“Don’t buy anything made on a Monday or a Friday”. It’s good advice... why? Because the guy on the assembly line, is looking for his weekend on Friday and he is recovering from it on Monday. Let’s just say that thoughts of quality will not be bouncing around in his head.
Those who are dedicated to quality may end up having to take matters into their own hands, though the days of do-it-yourself are dwindling over time. It is becoming a scarcity even to find young people who have figured out how to cook a meal from scratch. It might be the reason that previous generations were so successful, they were wise with the use of their talents in ways we have not let learned, because in the end every home is a mini cottage industry in process with its own infrastructure, culture, limited resources, and inheritance passed on to progeny.
I was fascinated as a child looking over the goods in my grandfather’s house. Not only did he build the house himself, he was his own mechanic, with a garage that even featured a lift. In his house, you would find even the minutiae items we get from the dollar store, made by hand, rolling pins that he turned on his lathe downstairs, ladles made by folding up and soldering tin, a china cabinet made from repurposed boards that had been pried off a grain shipment and left on the side of the tracks.
This weekend, I am on my own version, a little job making frames for pictures and a mirror. My daughter had some odd sizes and the price to custom cut such frames at Michael’s was usurious. For the same price I invested in much superior quality, making them from good cherry wood to match other things in her room.
What drives the do-it-yourself impulse can be comical. Last week I was making lunches in the morning and my wife (who is not a morning person) was drinking her coffee. “Do you want me to make you a sandwich for your lunch?” I asked. “Yes” she replied. And so it began.
To be fair, sandwiches are just one of those things in life that people can be fussy about. But my wife is a very specific kind of person. She can have wish list that could make a Starbucks coffee barrista weep.
“No not that bread - use the pita bread. No, the bran one I like it better for sandwiches. Why did you cut it open, don’t you know that pitas were meant to have the end cut off so you can stuff them? No mustard for me. I like the chipotle mayo. Put it before you put the cheese. Are you going to use tomatoes cut that thick on mine? Did you wash that lettuce?....”. et cetera.

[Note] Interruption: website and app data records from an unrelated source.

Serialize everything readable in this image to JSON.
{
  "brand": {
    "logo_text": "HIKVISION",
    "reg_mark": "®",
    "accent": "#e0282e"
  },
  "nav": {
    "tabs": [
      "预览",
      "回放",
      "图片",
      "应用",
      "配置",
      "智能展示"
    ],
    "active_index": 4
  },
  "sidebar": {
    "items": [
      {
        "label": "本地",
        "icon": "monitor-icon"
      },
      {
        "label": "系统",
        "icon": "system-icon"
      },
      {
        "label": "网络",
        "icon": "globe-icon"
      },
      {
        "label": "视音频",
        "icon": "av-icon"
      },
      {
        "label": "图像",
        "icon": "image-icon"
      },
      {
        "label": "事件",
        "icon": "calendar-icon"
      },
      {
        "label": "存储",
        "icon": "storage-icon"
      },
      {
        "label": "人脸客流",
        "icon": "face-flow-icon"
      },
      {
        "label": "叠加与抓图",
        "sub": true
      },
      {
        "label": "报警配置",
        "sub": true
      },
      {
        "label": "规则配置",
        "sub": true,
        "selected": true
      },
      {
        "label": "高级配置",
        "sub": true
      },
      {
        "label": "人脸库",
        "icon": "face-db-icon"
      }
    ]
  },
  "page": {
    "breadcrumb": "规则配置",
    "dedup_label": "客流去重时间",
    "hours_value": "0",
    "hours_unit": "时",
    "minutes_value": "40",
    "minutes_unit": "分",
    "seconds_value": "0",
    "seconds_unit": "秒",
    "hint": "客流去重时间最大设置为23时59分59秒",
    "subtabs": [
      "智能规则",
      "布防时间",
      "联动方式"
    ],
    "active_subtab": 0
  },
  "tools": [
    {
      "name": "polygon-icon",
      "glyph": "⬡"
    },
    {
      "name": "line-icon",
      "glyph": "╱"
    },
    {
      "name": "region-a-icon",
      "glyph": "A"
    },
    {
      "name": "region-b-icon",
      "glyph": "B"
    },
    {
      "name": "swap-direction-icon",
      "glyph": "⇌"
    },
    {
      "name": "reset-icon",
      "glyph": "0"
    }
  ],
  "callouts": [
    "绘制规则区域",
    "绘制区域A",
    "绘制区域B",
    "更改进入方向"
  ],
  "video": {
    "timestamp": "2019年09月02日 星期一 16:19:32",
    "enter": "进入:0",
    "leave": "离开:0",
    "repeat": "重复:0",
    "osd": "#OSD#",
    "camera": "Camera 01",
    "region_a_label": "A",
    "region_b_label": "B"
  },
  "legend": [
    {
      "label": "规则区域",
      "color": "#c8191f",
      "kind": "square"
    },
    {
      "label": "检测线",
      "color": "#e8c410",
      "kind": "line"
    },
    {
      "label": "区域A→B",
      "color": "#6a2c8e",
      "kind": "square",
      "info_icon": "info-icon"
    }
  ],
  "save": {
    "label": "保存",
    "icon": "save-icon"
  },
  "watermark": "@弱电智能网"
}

You may have been on the receiving end of such specific instructions and my remedy at a certain point is to hand back the job to the person giving instruction because it is clear they could not possibly like the job that someone else does. Those are the people who cannot delegate. I know. It’s the reason we don’t have a cleaning lady. My wife has been through that in her head and she and I both know she would be wiping the edge of counters for dust while clucking once the cleaner left. What I am most afraid of is that she might clean before and after the cleaner.
Still beyond the comedy, there is some virtue in this. People who clean their own toilets know what work is, and they know something about the world they inhabit, that it comes with a certain cost, usually in time more than money. They see the quality of the world they create, close up and in realtime. I think because of this, their lives come with a sense of appreciation and satisfaction that might be otherwise hard to find. They know how to be useful and they know the meaning of good-tired.
I have always liked the idea of do-it-yourself. The more you contain would-be costs from outside in the process of living, the more money stays in your own pocket. It’s not what you spend, it’s what you don’t spend that counts.
It’s the avocado toast dynamic. Last year, a millennial millionaire named Tim Gurner achieved infamy for saying he was able to save and get rich by not spending money on frivolous things like a $5 coffee or $8 avocado toast when he could make the same at home for about a buck. He got pilloried in the court of public opinion otherwise known as social media. Still, he is right. Do the math on what you spend on something like avocado toast every single day over the course of a year, and then figure out how to do the same thing yourself. Keep the money in your own pocket. Put it on your mortgage and get some surprises about how short your amortization schedule becomes.
I have one daughter whose life is still punctuated with much going out. She has decried the expense of bar bills, and has discovered that to imbibe enough to get happy at home before going out is cheaper. It even has a name. It is called a ‘pre’ and it is even more fun if you get together and do it with friends, then split an Uber to the club. At the bar, you can nurse an expensive drink all night long, to the same net effect, but with a smaller price tag. I am ambivalently pleased that she has grasped this basic economic logic, though not partying at all, might even be the cheaper option.
Home economics. I didn’t take it in school, but let’s just say I learned it later in life. You know that saying that youth is wasted on the young? There are all those life resources I still wince over, that I could have put to better use had I been wiser, sooner. Do-it-yourself-ers are good stewards of their own lives. Learning by necessity may come to everyone eventually but deciding to do it on your own as forethought, might be even better.